╭─ Data to process

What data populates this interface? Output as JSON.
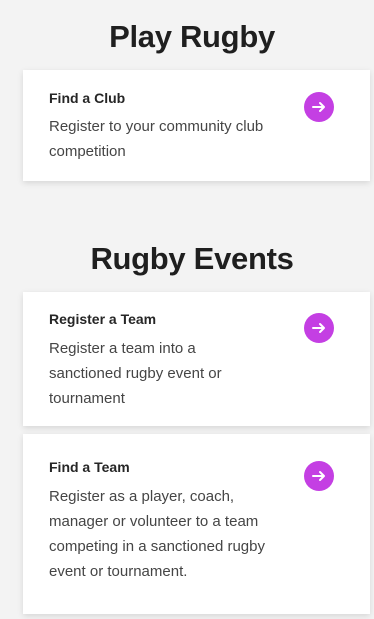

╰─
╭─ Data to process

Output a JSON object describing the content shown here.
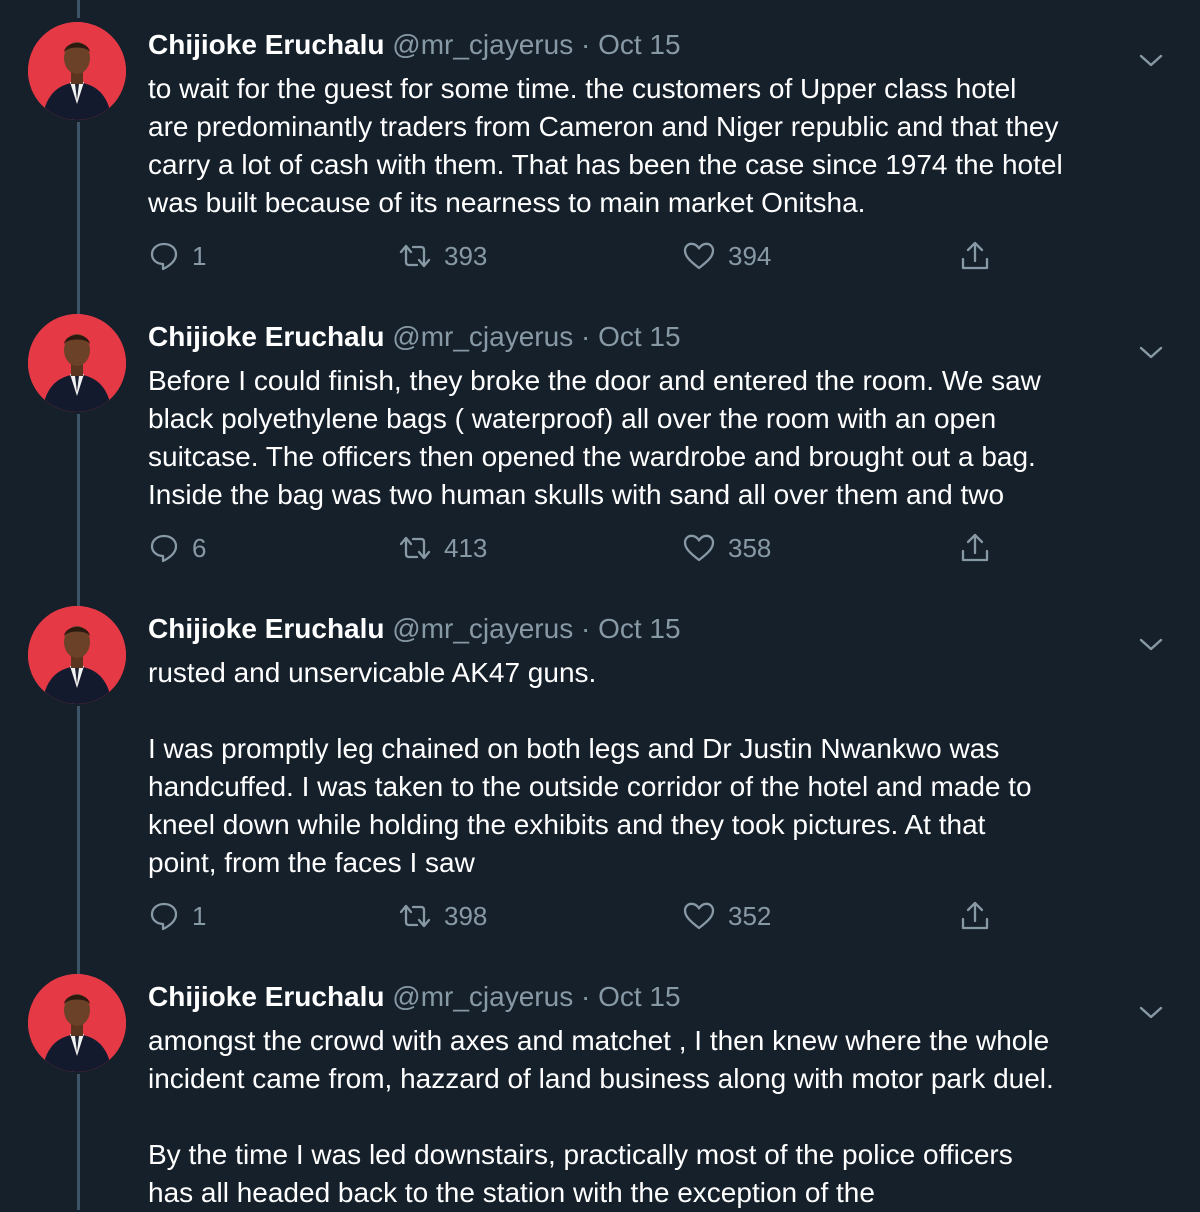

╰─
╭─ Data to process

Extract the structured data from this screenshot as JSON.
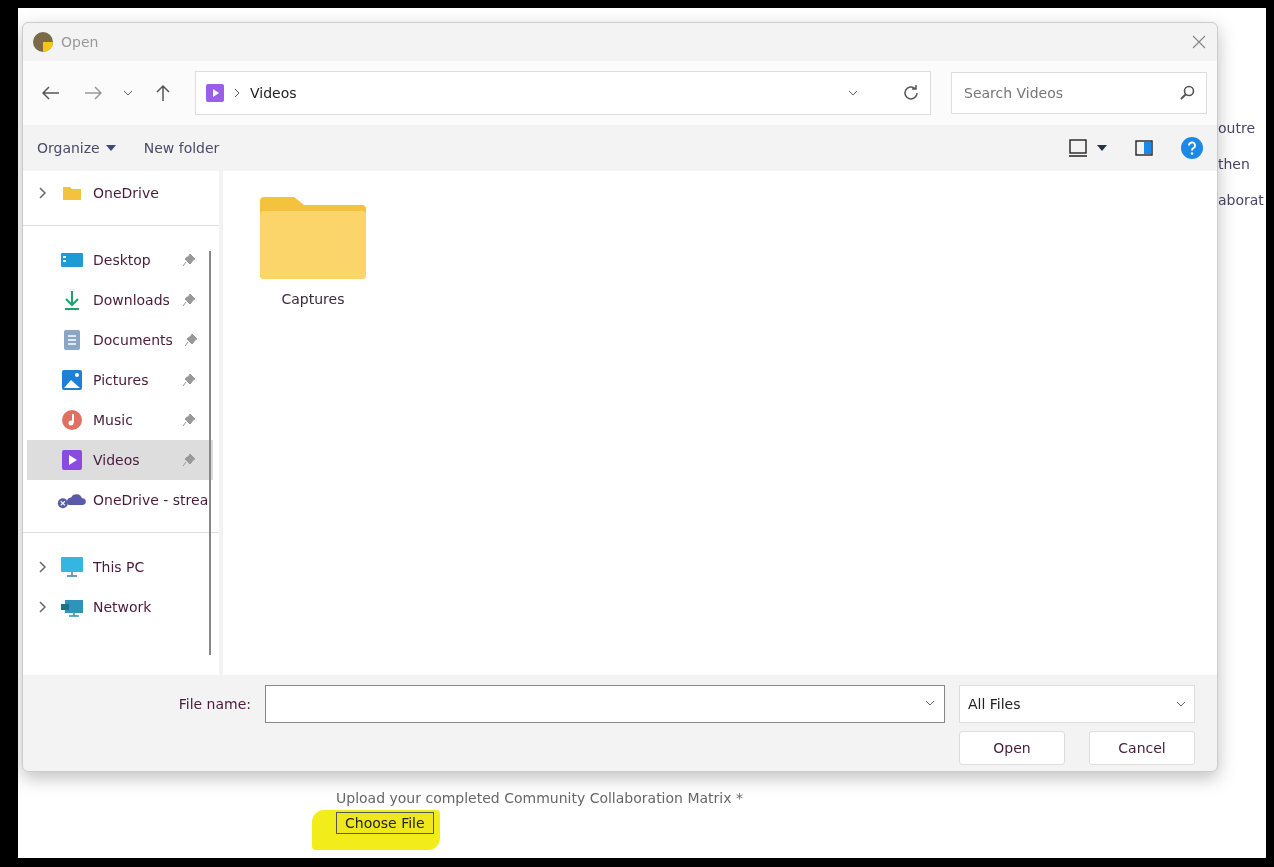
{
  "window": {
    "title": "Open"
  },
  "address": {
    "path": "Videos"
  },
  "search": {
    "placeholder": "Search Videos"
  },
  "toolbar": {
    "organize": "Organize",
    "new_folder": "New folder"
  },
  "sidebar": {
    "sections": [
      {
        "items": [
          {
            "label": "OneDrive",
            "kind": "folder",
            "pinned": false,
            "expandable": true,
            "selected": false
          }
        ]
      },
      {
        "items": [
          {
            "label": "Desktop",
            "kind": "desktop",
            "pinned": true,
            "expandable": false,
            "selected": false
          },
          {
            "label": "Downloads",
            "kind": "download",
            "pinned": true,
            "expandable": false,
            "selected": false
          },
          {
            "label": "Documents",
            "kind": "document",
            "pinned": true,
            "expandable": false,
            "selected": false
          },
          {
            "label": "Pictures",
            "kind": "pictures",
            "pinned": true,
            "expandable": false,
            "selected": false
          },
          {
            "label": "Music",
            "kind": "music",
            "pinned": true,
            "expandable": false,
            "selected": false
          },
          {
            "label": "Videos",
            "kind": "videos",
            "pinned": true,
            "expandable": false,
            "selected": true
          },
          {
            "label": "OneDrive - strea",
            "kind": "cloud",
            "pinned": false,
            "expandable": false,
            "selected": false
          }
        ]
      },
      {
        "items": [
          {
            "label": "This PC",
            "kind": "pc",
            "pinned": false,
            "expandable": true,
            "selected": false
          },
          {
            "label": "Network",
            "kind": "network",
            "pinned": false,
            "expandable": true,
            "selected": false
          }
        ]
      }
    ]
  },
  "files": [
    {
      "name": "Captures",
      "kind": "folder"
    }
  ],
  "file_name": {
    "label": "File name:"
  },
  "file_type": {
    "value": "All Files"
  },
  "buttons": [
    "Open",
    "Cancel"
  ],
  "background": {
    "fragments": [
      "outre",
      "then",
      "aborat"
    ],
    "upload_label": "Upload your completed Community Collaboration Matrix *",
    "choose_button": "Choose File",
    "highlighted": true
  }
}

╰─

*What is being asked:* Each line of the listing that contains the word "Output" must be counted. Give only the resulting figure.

*Finished task:* 2